▶ **EXERCISE OBJECTIVE**
Once the pictures are removed, output the remaining entries exactly as given.

(Beginning of EXTRACTED DATA)

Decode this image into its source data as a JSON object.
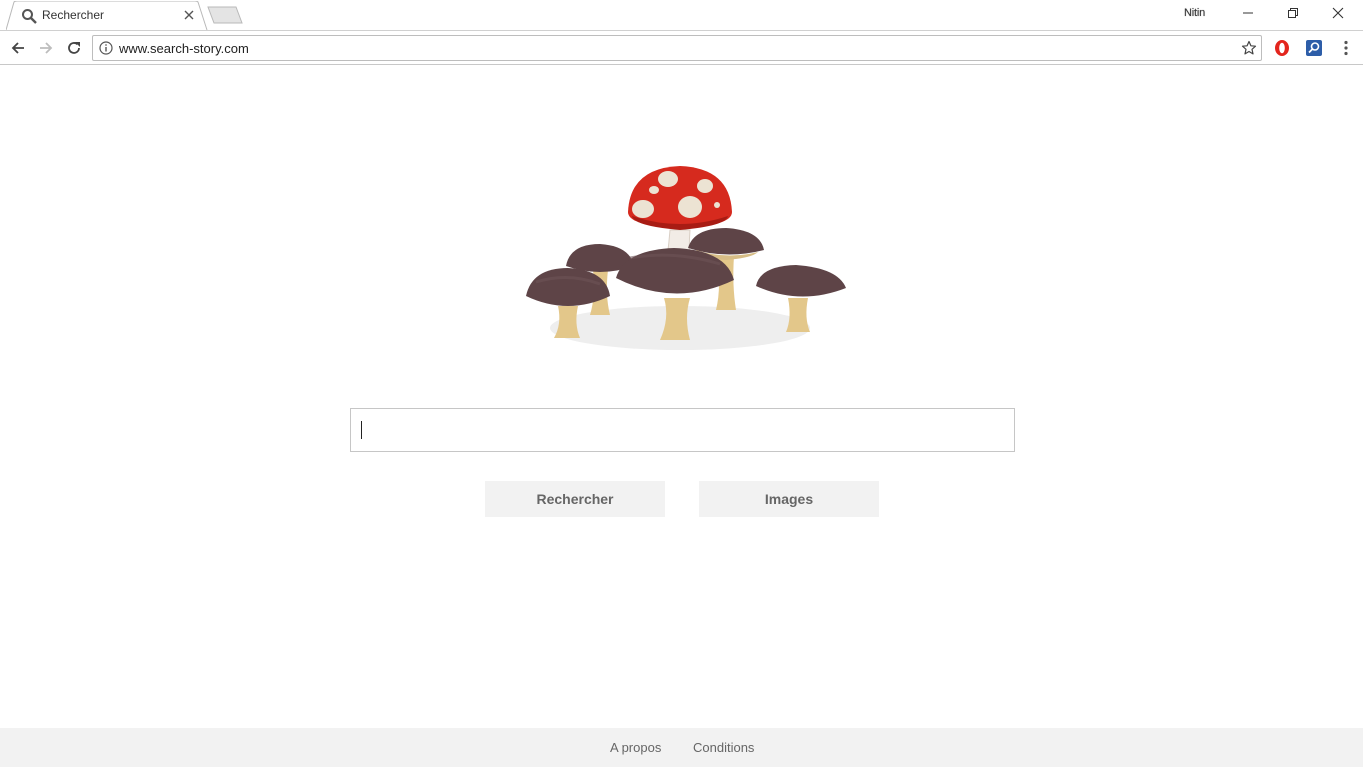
{
  "browser": {
    "tab": {
      "title": "Rechercher",
      "icon": "search-icon"
    },
    "profile_name": "Nitin",
    "url": "www.search-story.com",
    "extensions": [
      "opera-icon",
      "search-extension-icon"
    ]
  },
  "page": {
    "logo_icon": "mushrooms-logo",
    "search_value": "",
    "buttons": {
      "search_label": "Rechercher",
      "images_label": "Images"
    },
    "footer": {
      "about_label": "A propos",
      "terms_label": "Conditions"
    }
  },
  "colors": {
    "accent_red": "#d62a1e",
    "mushroom_brown": "#5e4447",
    "stem": "#e3c78a",
    "footer_bg": "#f2f2f2"
  }
}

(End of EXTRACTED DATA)

▶ **RESULT**
Decode this image into its source data as a JSON object.
{
  "browser": {
    "tab": {
      "title": "Rechercher",
      "icon": "search-icon"
    },
    "profile_name": "Nitin",
    "url": "www.search-story.com",
    "extensions": [
      "opera-icon",
      "search-extension-icon"
    ]
  },
  "page": {
    "logo_icon": "mushrooms-logo",
    "search_value": "",
    "buttons": {
      "search_label": "Rechercher",
      "images_label": "Images"
    },
    "footer": {
      "about_label": "A propos",
      "terms_label": "Conditions"
    }
  },
  "colors": {
    "accent_red": "#d62a1e",
    "mushroom_brown": "#5e4447",
    "stem": "#e3c78a",
    "footer_bg": "#f2f2f2"
  }
}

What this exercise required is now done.